At its core, contemporary art is about self-expression and creativity. Artists use their work to convey ideas, emotions, and perspectives that may be difficult to express through other means. Many artists are deeply committed to their craft, driven by a desire to communicate and explore the human experience rather than amass wealth. These artists prioritize their artistic integrity over financial gain.
- Diverse Motivations
Not all artists are motivated solely by money. In fact, many artists create their work as a form of personal therapy, a means of social commentary, or as a response to societal issues. Contemporary artists often address pressing global problems, such as climate change, social injustice, and cultural diversity, using their work to provoke thought and inspire change.
- Art as Investment
While some wealthy individuals do invest in contemporary art, it's important to recognize that art as an investment is not limited to the capitalist elite. People from all walks of life, including art enthusiasts, collectors, and even institutions, see value in supporting and preserving artistic talent. Art serves as an asset class that can appreciate in value, but it is not solely the domain of greedy capitalists.
- Art as Cultural Heritage
Art plays a crucial role in preserving cultural heritage and documenting our evolving society. Museums and institutions around the world acquire contemporary artworks to ensure they are not lost to time. This approach isn't driven by greed but by a desire to safeguard our cultural legacy for future generations.
- Struggles of Emerging Artists
Many contemporary artists, especially those who are just starting their careers, face significant financial challenges. Far from being capitalists, they often struggle to make ends meet and rely on the support of galleries, patrons, and grants to continue creating. It's essential to acknowledge that the art world is not a surefire path to riches for all artists.
- Art and Social Impact
Contemporary art frequently tackles important social issues, challenging prevailing norms and ideologies. Art has the power to shape public discourse, foster empathy, and ignite change. Artists who engage with these issues are often more concerned with their message than with financial gain.
- The Role of Galleries and Dealers
While galleries and dealers do facilitate the buying and selling of art, they also play a crucial role in promoting emerging talent, providing a platform for underrepresented artists, and educating the public about contemporary art. Their involvement in the art market is not solely driven by greed but also by a genuine passion for art.

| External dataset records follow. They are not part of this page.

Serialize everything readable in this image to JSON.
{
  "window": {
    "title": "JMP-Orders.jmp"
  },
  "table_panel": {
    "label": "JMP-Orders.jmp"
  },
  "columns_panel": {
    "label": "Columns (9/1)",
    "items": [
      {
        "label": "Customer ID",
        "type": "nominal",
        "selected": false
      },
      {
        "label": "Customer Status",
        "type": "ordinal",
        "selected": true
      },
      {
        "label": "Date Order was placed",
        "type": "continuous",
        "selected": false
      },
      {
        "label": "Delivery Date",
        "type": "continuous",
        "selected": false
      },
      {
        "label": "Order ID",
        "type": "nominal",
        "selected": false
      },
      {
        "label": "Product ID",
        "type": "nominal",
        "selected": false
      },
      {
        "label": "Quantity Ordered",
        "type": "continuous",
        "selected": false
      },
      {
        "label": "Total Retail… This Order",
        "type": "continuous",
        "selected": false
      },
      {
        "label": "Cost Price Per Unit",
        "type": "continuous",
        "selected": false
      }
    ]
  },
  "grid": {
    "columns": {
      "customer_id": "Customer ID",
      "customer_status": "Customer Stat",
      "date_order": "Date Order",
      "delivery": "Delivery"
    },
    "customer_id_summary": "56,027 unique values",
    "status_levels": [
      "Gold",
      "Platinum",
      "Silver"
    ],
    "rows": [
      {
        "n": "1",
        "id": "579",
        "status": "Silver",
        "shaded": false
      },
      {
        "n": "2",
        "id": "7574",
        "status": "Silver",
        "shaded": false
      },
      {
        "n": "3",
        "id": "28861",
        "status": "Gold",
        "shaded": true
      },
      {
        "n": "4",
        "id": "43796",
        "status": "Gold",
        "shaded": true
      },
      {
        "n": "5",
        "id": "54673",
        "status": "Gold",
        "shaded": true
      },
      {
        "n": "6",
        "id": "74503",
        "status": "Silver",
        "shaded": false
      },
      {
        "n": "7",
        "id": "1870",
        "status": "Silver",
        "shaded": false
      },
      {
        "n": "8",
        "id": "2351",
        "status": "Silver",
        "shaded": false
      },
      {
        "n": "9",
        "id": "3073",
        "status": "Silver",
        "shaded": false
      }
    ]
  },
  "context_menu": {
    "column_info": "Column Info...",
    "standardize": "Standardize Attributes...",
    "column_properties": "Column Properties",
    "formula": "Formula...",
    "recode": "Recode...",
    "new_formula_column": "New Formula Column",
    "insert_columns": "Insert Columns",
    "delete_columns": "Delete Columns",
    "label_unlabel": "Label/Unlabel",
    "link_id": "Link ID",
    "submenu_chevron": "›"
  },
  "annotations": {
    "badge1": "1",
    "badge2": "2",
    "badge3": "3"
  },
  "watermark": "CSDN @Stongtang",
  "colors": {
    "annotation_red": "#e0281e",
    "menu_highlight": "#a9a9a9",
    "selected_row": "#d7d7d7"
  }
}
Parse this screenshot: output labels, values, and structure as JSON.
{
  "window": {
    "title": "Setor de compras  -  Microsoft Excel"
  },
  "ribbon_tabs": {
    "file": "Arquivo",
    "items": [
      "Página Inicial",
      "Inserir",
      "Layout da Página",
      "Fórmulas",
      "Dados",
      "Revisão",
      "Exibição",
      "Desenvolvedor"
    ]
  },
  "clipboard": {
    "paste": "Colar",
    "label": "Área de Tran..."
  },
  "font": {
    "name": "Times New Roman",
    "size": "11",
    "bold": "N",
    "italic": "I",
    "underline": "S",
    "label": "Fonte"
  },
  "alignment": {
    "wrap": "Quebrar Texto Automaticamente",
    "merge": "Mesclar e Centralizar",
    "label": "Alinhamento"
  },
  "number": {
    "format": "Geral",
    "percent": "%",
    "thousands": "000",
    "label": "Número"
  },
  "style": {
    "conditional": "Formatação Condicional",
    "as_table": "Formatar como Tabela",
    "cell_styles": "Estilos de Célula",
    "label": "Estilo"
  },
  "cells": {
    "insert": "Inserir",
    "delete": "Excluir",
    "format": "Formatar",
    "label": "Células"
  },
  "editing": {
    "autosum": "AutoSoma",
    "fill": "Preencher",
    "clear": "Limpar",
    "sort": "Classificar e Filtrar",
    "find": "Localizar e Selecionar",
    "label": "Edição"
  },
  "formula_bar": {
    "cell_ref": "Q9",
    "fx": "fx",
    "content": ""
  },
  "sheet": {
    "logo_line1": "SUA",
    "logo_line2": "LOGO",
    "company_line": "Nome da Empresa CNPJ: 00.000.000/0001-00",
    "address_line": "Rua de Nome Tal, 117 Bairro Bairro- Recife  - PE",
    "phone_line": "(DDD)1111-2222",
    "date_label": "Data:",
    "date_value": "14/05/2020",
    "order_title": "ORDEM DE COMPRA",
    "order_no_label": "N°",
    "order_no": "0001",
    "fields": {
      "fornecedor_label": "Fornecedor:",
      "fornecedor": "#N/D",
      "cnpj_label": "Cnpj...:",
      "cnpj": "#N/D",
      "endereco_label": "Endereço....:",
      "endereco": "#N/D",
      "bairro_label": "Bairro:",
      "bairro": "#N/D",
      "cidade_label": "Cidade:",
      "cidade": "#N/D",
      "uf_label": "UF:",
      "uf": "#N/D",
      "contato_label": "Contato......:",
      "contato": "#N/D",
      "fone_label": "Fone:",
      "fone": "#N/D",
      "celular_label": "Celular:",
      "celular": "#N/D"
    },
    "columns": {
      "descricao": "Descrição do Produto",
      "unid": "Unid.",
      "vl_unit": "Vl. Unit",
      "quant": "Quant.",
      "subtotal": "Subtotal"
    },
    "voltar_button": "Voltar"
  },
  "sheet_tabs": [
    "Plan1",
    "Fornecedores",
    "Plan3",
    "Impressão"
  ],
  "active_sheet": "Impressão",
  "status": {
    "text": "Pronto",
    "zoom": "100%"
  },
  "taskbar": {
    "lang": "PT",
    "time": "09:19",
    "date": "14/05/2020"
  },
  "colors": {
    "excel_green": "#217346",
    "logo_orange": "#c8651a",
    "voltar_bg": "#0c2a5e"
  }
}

Contemporary art is a multifaceted and complex world, and it would be unfair to label it as a playground for greedy capitalists. While there are certainly instances of art being commodified and used for profit, there are countless examples of artists who create from a place of passion, societal responsibility, and a genuine desire to communicate their ideas and emotions. It's essential to view contemporary art through a more nuanced lens that recognizes its broader cultural and societal significance beyond financial gain. By doing so, we can appreciate the diverse motivations and contributions of artists and their invaluable role in shaping our world.